From the outside looking in, especially as a child, it all seems so simple. Adults get to do all the fun stuff, I used to think. I laugh at that now every time T-Mobile texts me with a reminder to pay my phone bill. If I could talk to my eight-old self I would tell her to dream her own dreams and don’t let them be small. If I could tell my 16-year old self anything, I would tell her to focus more on her work and talents than relationships, and that when people tell you something can’t be done, they’re just projecting their own fears on you, so don’t be discouraged. If I could tell my most recent self, anything, I would tell her, work harder, smarter, and more meticulous than anyone she’s ever aspired to be. Also, if she was going to invest time, energy, and love into any relationship, make sure it’s with herself. I used to really want to be like my auntie, now, there is absolutely nothing in this world like being myself.

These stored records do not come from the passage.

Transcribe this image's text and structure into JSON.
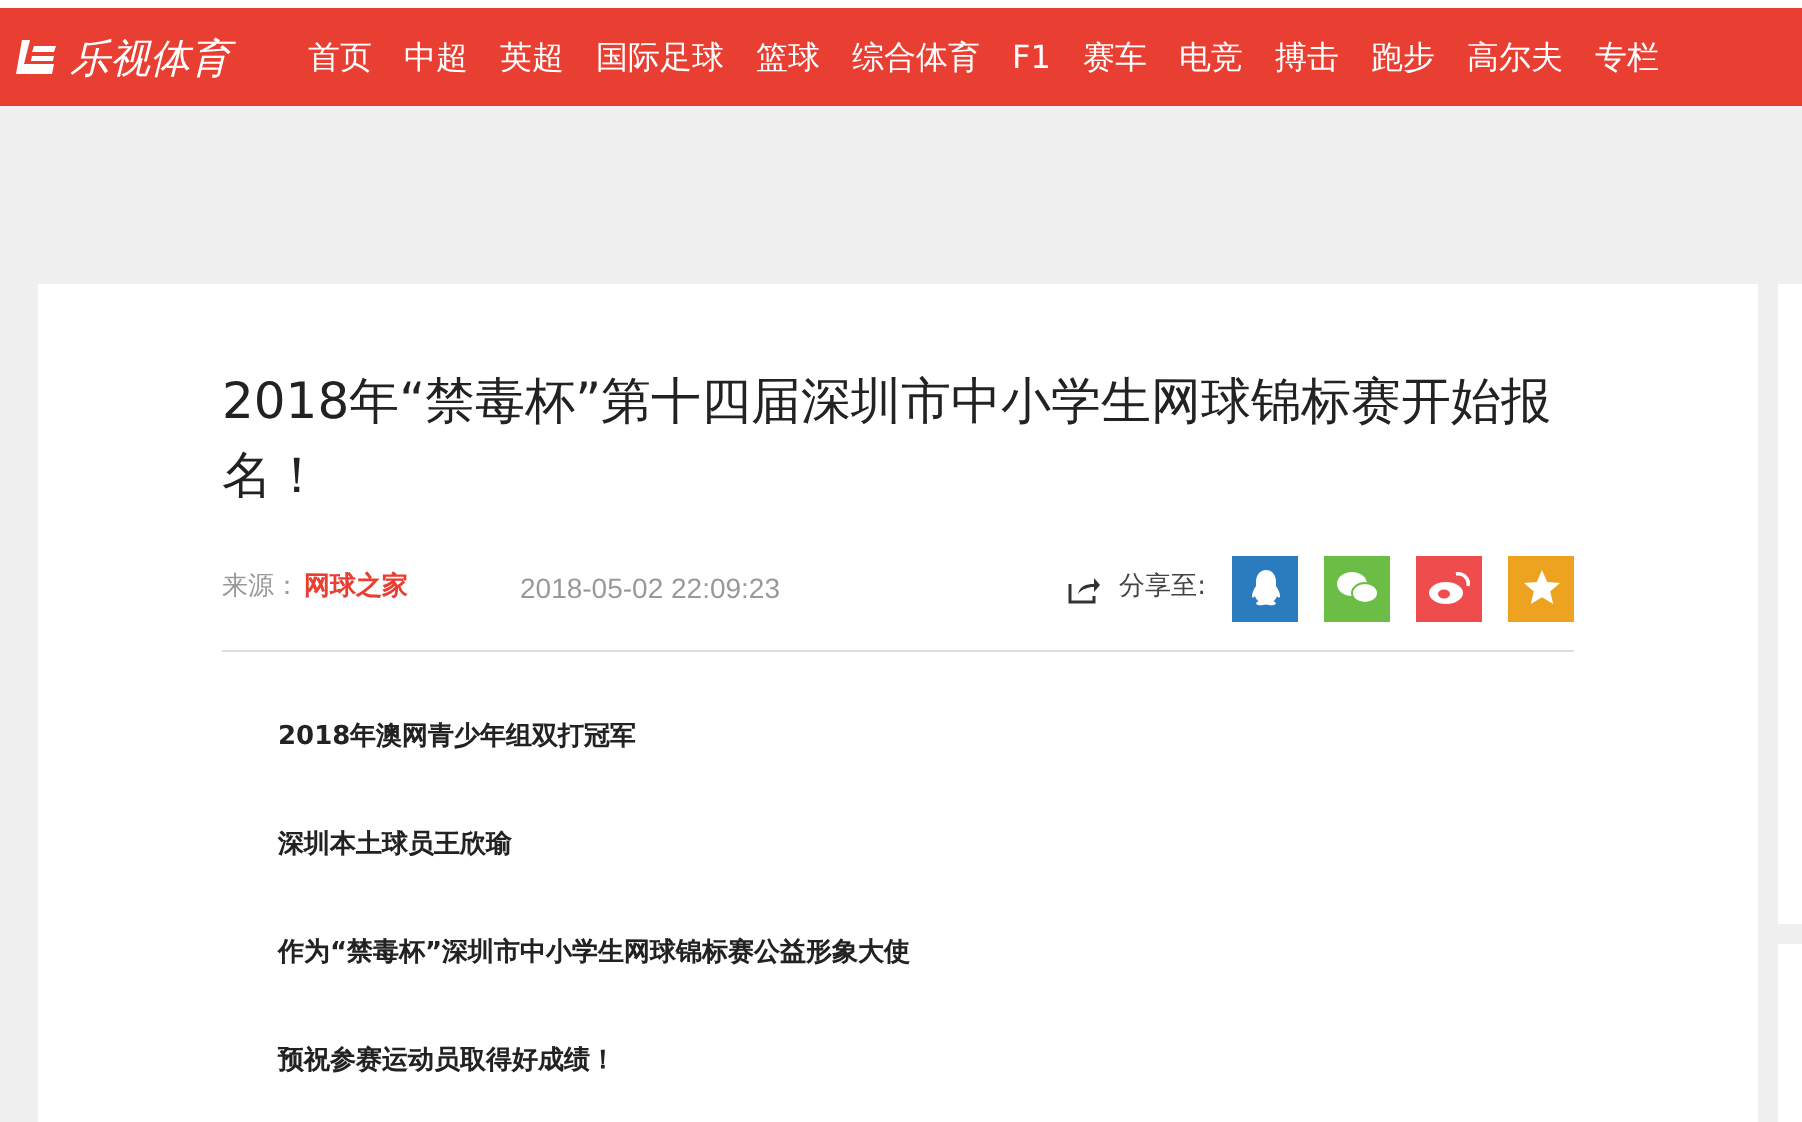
{
  "header": {
    "logo": "乐视体育",
    "nav": [
      "首页",
      "中超",
      "英超",
      "国际足球",
      "篮球",
      "综合体育",
      "F1",
      "赛车",
      "电竞",
      "搏击",
      "跑步",
      "高尔夫",
      "专栏"
    ]
  },
  "article": {
    "title": "2018年“禁毒杯”第十四届深圳市中小学生网球锦标赛开始报名！",
    "source_label": "来源：",
    "source": "网球之家",
    "time": "2018-05-02 22:09:23",
    "share_label": "分享至:",
    "share": [
      {
        "kind": "qq",
        "color": "#2b7bbf"
      },
      {
        "kind": "wechat",
        "color": "#6cbd45"
      },
      {
        "kind": "weibo",
        "color": "#ef4d4d"
      },
      {
        "kind": "qzone",
        "color": "#eea320"
      }
    ],
    "paragraphs": [
      "2018年澳网青少年组双打冠军",
      "深圳本土球员王欣瑜",
      "作为“禁毒杯”深圳市中小学生网球锦标赛公益形象大使",
      "预祝参赛运动员取得好成绩！"
    ]
  }
}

Advertisements

Leave a Reply

Fill in your details below or click an icon to log in:

WordPress.com Logo

You are commenting using your WordPress.com account. Log Out / Change )

Twitter picture

You are commenting using your Twitter account. Log Out / Change )

Facebook photo

You are commenting using your Facebook account. Log Out / Change )

Google+ photo

You are commenting using your Google+ account. Log Out / Change )

Connecting to %s